Monday, July 25, 2005
The Tour de
France arrived in
was at the head of the pack. I
couldn’t get my cranky old digital camera working fast enough to get a photo
that includes him. But the one at left
was taken a fraction of a second after he passed by us -- just 30-some
kilometers away from his 7th victory in the Tour de France.
peloton and the Discovery Channel’s team car were gone, we hustled back to
the apartment to watch the end on TV, where we were once again enchanted by
all of the wonderful views of
gained popularity in
Too bad that
cycling is tainted by doping. Since
Lance has won by such a large margin so many times, and since so many
cyclists have taken illegal doping agents, some French surmise that Lance
must be doping. But Lance is the most
tested athlete in the world, and he has never tested positive.
I think it would
be impossible to be doping and to maintain the utter and complete physical
control that he has, year after year, stage after stage, day after day,
minute by minute. Doping might help
some mediocre rider to improve his time in a time trial, but it will not help
him in the long, arduous Tour that involves punishing climbs and treacherous
descents and wicked wet corners.
Lance is no
mediocre rider. He has unsurpassed
discipline and he has worked harder at cycling than anybody ever has. Some of his French critics, no longer
really able to support their suspicions about Lance’s success, now are trying
insults like saying he doesn’t have the character, or humility, necessary for
being a great champion. They will
grudgingly admire his victories, but refuse to consider him a great man.
Some of them
say in order to be a great athlete, you have to overcome some weakness. They say Lance, in his perfection and
obsession, doesn’t have to do this.
They forget so quickly and conveniently that he not only survived cancer,
but he survived a horribly deadly cancer.
A cancer that deadly was more than just a weakness.
Some of the
French critics have said that Lance is just a publicity-hound, an “homme
mediatheque.” But he has said so many
times lately that he can’t wait for the day he doesn’t have to sign any more

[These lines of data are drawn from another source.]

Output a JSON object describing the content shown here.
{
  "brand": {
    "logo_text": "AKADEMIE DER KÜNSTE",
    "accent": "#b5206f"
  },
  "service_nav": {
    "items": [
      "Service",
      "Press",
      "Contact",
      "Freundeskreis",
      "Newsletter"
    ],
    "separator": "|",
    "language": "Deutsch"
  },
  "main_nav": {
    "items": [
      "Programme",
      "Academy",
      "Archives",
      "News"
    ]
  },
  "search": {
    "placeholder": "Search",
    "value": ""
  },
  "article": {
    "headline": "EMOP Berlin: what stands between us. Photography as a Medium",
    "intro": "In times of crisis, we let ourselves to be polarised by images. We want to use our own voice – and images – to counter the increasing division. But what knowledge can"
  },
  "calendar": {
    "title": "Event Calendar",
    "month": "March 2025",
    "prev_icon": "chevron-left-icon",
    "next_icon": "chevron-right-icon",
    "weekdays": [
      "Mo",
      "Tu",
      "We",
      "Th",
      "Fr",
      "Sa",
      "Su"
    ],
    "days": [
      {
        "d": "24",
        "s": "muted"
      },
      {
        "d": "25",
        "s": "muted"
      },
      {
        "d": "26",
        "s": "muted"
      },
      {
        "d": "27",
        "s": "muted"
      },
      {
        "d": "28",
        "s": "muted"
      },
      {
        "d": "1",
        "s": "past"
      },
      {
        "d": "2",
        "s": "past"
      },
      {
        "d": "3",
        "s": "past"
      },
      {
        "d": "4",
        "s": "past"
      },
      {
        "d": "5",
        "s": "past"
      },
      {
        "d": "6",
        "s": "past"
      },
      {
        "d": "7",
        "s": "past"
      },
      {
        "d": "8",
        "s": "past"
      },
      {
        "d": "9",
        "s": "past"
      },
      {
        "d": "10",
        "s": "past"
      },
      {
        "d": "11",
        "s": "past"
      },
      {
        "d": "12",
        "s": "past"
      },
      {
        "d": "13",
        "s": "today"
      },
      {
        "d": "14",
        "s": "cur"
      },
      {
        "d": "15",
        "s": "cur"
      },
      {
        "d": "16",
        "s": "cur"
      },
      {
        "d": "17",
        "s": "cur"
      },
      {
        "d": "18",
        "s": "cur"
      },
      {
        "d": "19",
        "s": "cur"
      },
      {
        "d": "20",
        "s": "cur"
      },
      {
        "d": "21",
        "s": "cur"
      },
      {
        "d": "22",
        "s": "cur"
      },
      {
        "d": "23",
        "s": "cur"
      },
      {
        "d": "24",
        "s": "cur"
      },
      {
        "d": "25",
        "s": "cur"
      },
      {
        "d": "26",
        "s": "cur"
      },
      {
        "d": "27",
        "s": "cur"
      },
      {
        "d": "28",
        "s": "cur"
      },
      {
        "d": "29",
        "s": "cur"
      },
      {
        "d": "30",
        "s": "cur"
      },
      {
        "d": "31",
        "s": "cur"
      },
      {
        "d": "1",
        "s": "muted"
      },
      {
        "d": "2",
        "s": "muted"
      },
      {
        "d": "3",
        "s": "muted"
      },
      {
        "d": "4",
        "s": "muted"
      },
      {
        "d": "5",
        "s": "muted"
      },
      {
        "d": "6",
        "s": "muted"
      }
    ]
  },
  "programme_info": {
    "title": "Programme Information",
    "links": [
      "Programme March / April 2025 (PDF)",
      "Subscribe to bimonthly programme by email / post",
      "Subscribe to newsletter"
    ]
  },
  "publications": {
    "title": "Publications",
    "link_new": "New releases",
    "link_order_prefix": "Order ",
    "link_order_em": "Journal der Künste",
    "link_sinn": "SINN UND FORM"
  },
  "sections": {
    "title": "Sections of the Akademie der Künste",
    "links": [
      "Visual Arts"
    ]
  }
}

autographs and when he can just live a quiet life, out of the camera’s
viewfinder – a time when he will no longer have to give interviews.
bitter Laurent Jalabert (a former racer in the Tour, now a French TV sports
commentator) says Lance doesn’t want to just win, he wants to crush his
adversaries like bugs. But that just
doesn’t fit the image on the screen yesterday (and many other days), where we
saw Lance chatting with, encouraging, joking with, and complimenting other
riders. Jalabert bears a grudge
against Lance from his pre-cancer days, in 1996, when Lance told Jalabert
during one stage of the Tour that he, Lance, was going to win that stage. So what, Jalabert? Get over it.
What I admire
most about Lance is the wonderful message of hope he sends to cancer
kids, family, and friends left Paris this morning for a weeklong vacation in
the south of France (he adores France) during which he says he will eat a
lot, drink wine, go to the beach, and NOT ride a bike. Lance, have a wonderful life.